Ball State’s student-run Busted Space Theatre Company will be producing its first full-length show, “Mr. Burns: a post-electric play.”
The play delves into the ways that “the human race tells stories and how we keep out humanity in a crisis” by following a group of survivors after a nuclear melt-down, said senior theatre management major Bob Prescott.
Prescott is the director for the show and managing director of Busted Space. In the play, a small band of people find themselves sitting around a campfire during the apocalypse, trying to remember a particular episode of “The Simpsons.”

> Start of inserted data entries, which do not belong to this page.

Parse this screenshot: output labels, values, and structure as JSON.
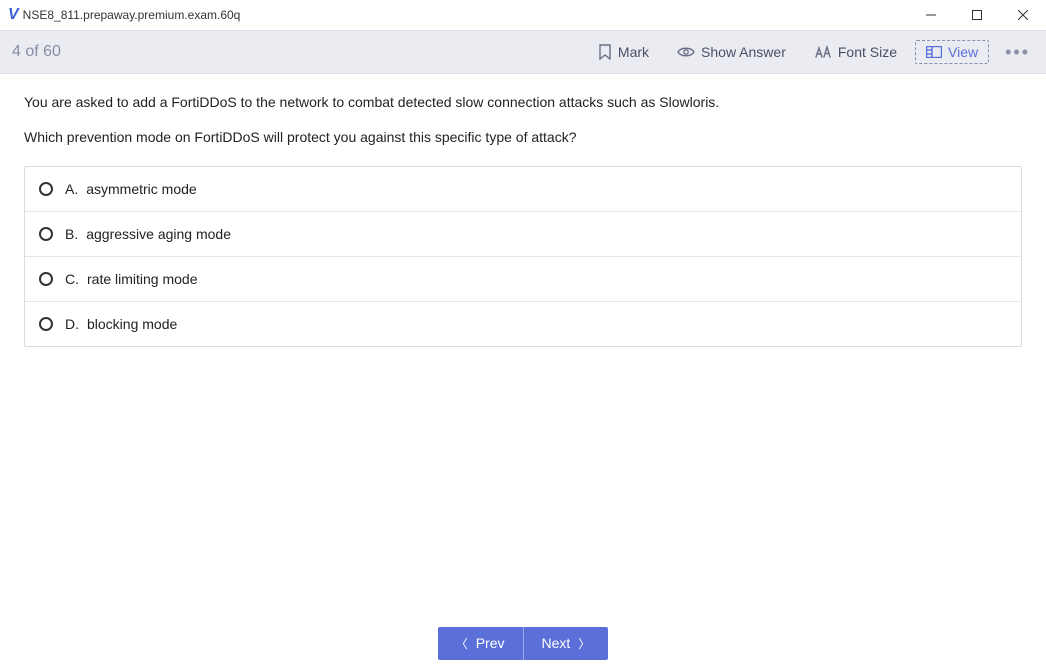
{
  "window": {
    "title": "NSE8_811.prepaway.premium.exam.60q"
  },
  "toolbar": {
    "progress": "4 of 60",
    "mark": "Mark",
    "show_answer": "Show Answer",
    "font_size": "Font Size",
    "view": "View"
  },
  "question": {
    "line1": "You are asked to add a FortiDDoS to the network to combat detected slow connection attacks such as Slowloris.",
    "line2": "Which prevention mode on FortiDDoS will protect you against this specific type of attack?"
  },
  "answers": [
    {
      "letter": "A.",
      "text": "asymmetric mode"
    },
    {
      "letter": "B.",
      "text": "aggressive aging mode"
    },
    {
      "letter": "C.",
      "text": "rate limiting mode"
    },
    {
      "letter": "D.",
      "text": "blocking mode"
    }
  ],
  "nav": {
    "prev": "Prev",
    "next": "Next"
  }
}
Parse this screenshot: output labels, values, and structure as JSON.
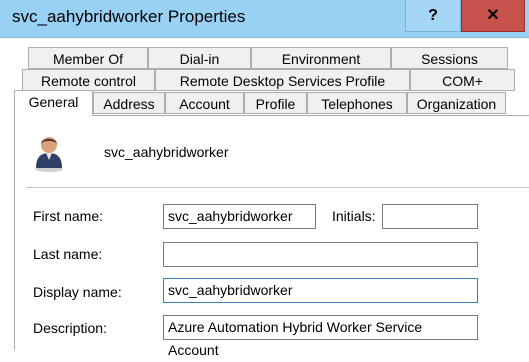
{
  "window": {
    "title": "svc_aahybridworker Properties",
    "help_label": "?",
    "close_label": "✕"
  },
  "tabs": {
    "row1": [
      "Member Of",
      "Dial-in",
      "Environment",
      "Sessions"
    ],
    "row2": [
      "Remote control",
      "Remote Desktop Services Profile",
      "COM+"
    ],
    "row3": [
      "General",
      "Address",
      "Account",
      "Profile",
      "Telephones",
      "Organization"
    ],
    "active": "General"
  },
  "user": {
    "name": "svc_aahybridworker",
    "icon": "user-icon"
  },
  "form": {
    "first_name_label": "First name:",
    "first_name": "svc_aahybridworker",
    "initials_label": "Initials:",
    "initials": "",
    "last_name_label": "Last name:",
    "last_name": "",
    "display_name_label": "Display name:",
    "display_name": "svc_aahybridworker",
    "description_label": "Description:",
    "description": "Azure Automation Hybrid Worker Service Account"
  }
}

“Right after a disaster, the focus is on how to survive, but later, it’s on how do we rebuild and make a new normal,” said Ru Weller-Passman, a senior playwriting major and dramaturge for the show. “How do we make a new culture again and get back those things that aren’t necessary for survival but are necessary for being human?”
Both Weller-Passman and Prescott have been members of Busted Space since their freshman year at Ball State. It is the first time their organization has put on a full-length production, and there have been adjustments for everyone involved. Prescott said the process of putting this production together has been very different than what they are used to.

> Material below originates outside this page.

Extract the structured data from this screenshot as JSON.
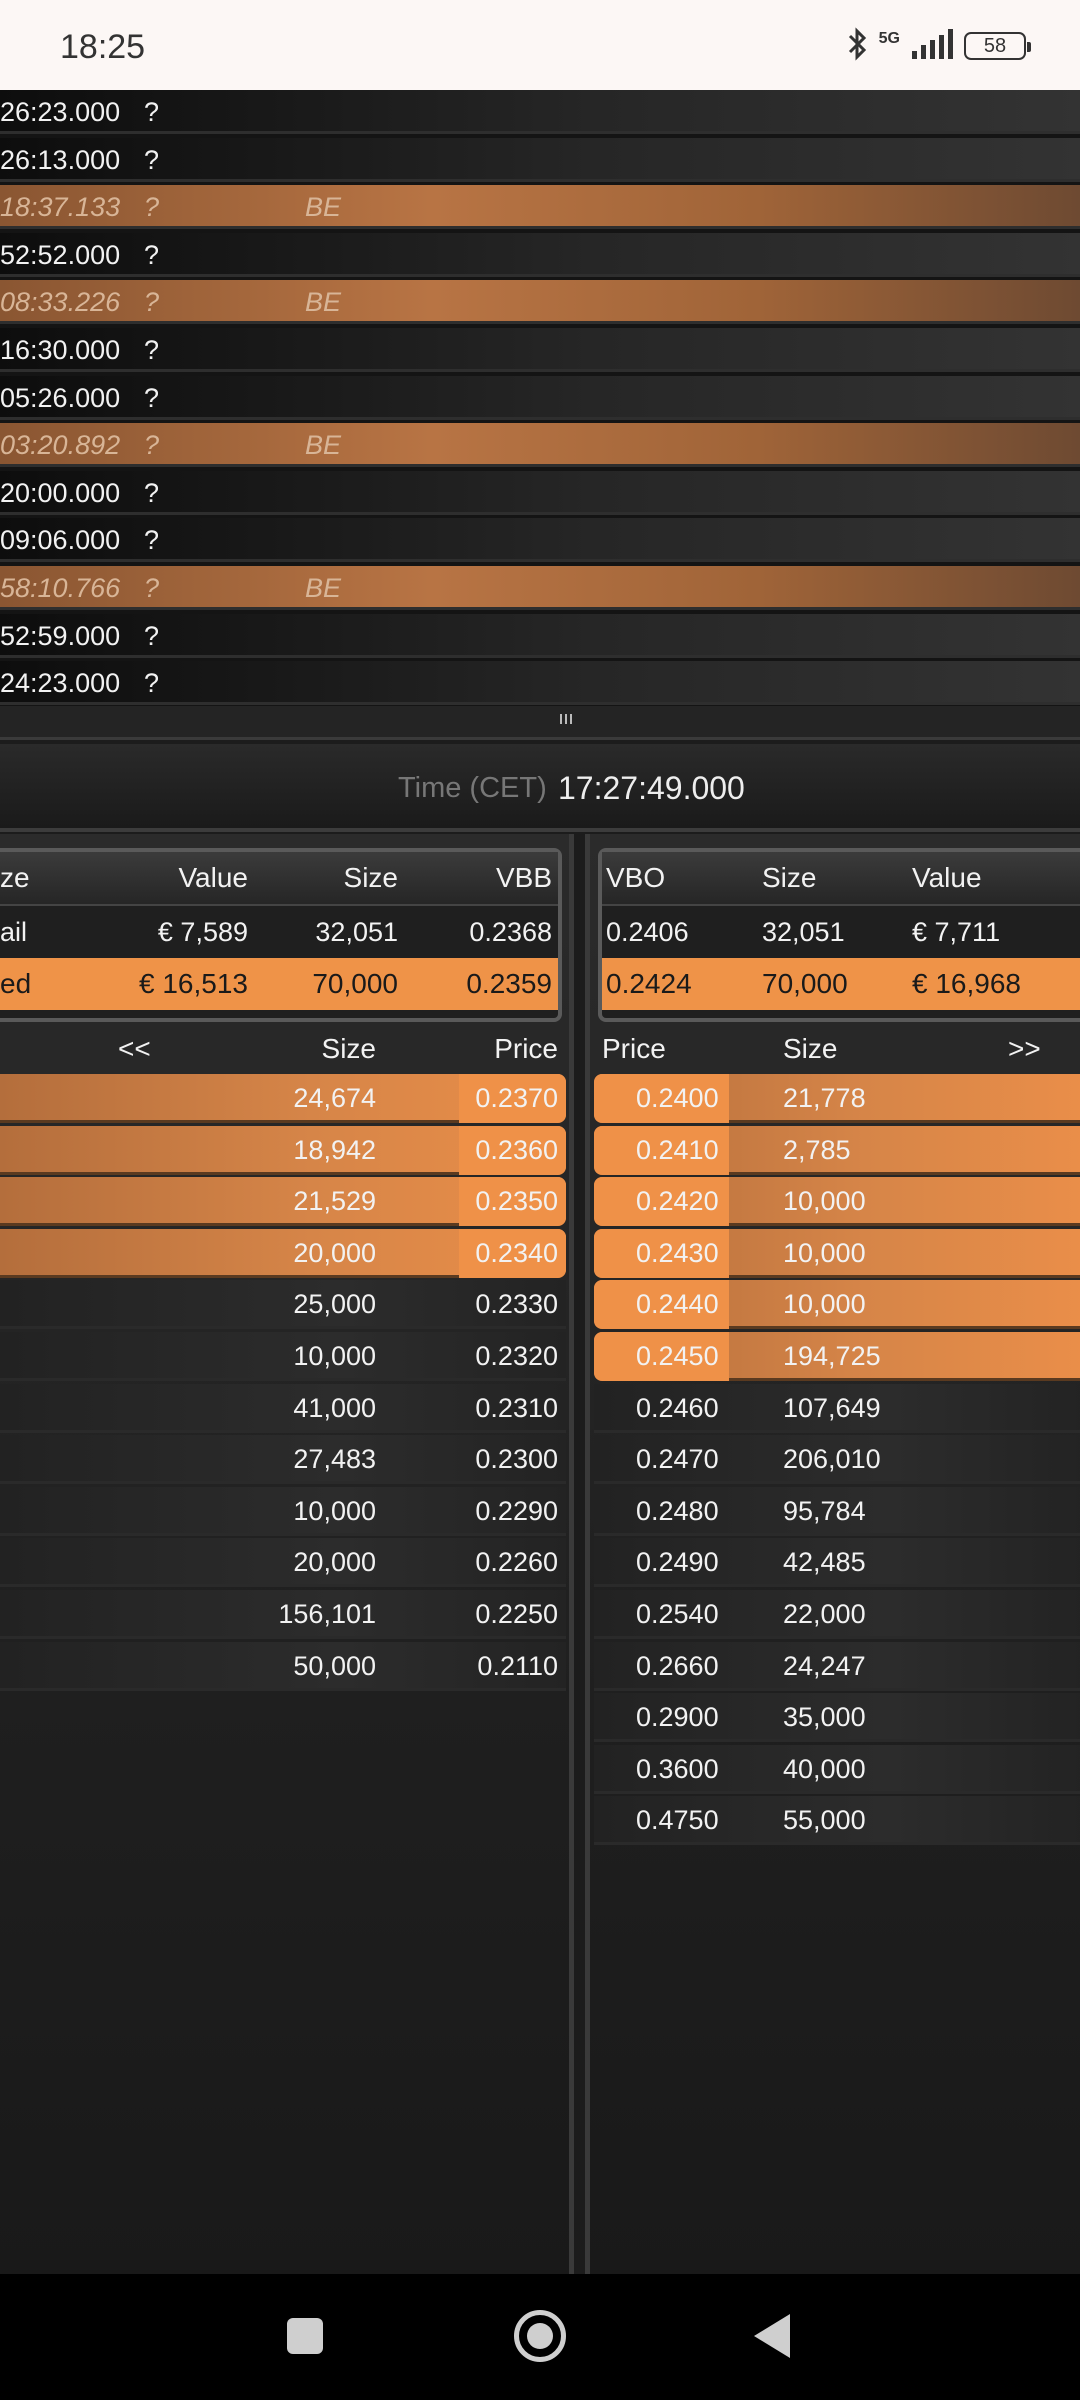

“A lot of what we usually do as an organization is produce our own work, but with the full production of 'Mr. Burns,' this is new territory,” he said.
Their first foray into this “new territory” includes creative directing decisions on the part of Prescott.
Seven years after the disaster, that same group of survivors is performing the “The Simpsons” episode across the country for entertainment. Prescott decided to interpret the survivor’s act of traveling around the country as a desperate search for their friends and family who might have survived.
Seventy-five years after the group became an acting troupe, the same script the characters started working on that night around the campfire has been transformed into a huge musical theatre number, complete with references to contemporary songs, including Beyonce’s "Single Ladies," the "Scooby-Doo" theme song and Eminem’s "Lose Yourself."
“We are experiencing their reality through the perspective of the episode,” said Prescott. “The show is about experiencing our humanity through our media and how that reflects back on us as a culture.”
Act three takes place long after the events in act one and the results are interesting, said Kelley Johnson, a junior theatrical studies major who plays Quincy and Bart Simpson in the production.
“Act three is a warped recreation of one of the episodes of "The Simpsons" that the other characters were trying to remember in act one,” Johnson said. “It's 80-ish years after act I, so interpretations and visuals and characters and everything are twisted.”
Left up to the interpretation of Busted Space, part of the script was a medley in act two which isn’t provided in the original script. Instead, the cast and crew held a couple of rehearsals to put together a song of recognizable tunes, including “Who Let the Dogs Out?,” “What Does the Fox Say?,” “Bang Bang” and others. Putting the medley together was one of the most fun aspects of the production process, Prescott said.
“We were really confused at first [that the medley was not included in the script], but then we dove in and had a great time.” he said. “It was so great to work in a completely different world for a few rehearsals from this grim, dark, apocalyptic nightmare, to come together and build something so entertaining.”
Weller-Passman said the main message of the show for her is that storytelling is a human experience.
“Ultimately, the way that we get through anything is by telling stories,” she said. “These characters who have all lost something, someone — multiple someones — put this story together that brings them together and helps them rebuild after this terrible thing that’s happened.”
“Mr. Burns” may be a new type of show for Busted Space, but Prescott and Weller-Passman are still working to keep the values of their group present throughout the process.
“Every time we do an existing show, we try to do it in an innovative way that ‘busts the space,’ so to speak,” Prescott said.
They have actually manipulated the literal space in which the show will be performed: the first act will take place with the audience members’ chairs on the stage with the actors, act two has them move their own chairs to a different area of the ballroom, and act three returns to the stage with the audience in their traditional place in front of it.
Despite these methods of manipulating the space, Prescott said that audience members familiar with Ball State theatre productions will encounter an intimate experience similar to what they would find in Strother Studio Theatre.
The goal from now on is for Busted Space to produce one full show each semester, in addition to their yearly staples like the “Let’s Talk About” series and the “Gender Bender” cabaret show, Prescott said.
Cost of admission is $3, but Busted Space is not looking to make a profit off of this show. Proceeds will go toward departmental scholarships for students.